Task goal -
Determine how many lines in the entries contain the word "rank", and give that number with no other text.

Record set -
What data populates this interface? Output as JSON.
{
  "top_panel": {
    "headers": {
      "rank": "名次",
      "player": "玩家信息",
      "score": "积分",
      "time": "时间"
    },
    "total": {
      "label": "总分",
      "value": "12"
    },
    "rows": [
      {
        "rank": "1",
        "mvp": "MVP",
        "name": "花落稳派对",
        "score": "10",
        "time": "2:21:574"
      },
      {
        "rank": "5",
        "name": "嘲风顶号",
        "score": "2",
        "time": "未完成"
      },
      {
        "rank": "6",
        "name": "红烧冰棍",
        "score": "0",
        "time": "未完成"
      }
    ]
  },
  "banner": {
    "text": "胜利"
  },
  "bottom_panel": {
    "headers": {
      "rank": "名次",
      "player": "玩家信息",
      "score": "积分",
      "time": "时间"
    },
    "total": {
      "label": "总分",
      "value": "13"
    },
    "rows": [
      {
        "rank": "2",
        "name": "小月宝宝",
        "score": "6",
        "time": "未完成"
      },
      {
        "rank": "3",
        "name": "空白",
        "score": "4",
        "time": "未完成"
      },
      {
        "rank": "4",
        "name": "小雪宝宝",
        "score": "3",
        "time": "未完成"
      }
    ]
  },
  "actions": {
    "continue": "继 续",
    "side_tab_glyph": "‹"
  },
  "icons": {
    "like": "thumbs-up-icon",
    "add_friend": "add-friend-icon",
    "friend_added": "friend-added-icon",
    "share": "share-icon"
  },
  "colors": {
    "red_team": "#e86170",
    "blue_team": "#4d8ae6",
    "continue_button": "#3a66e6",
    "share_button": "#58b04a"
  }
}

Output below -
8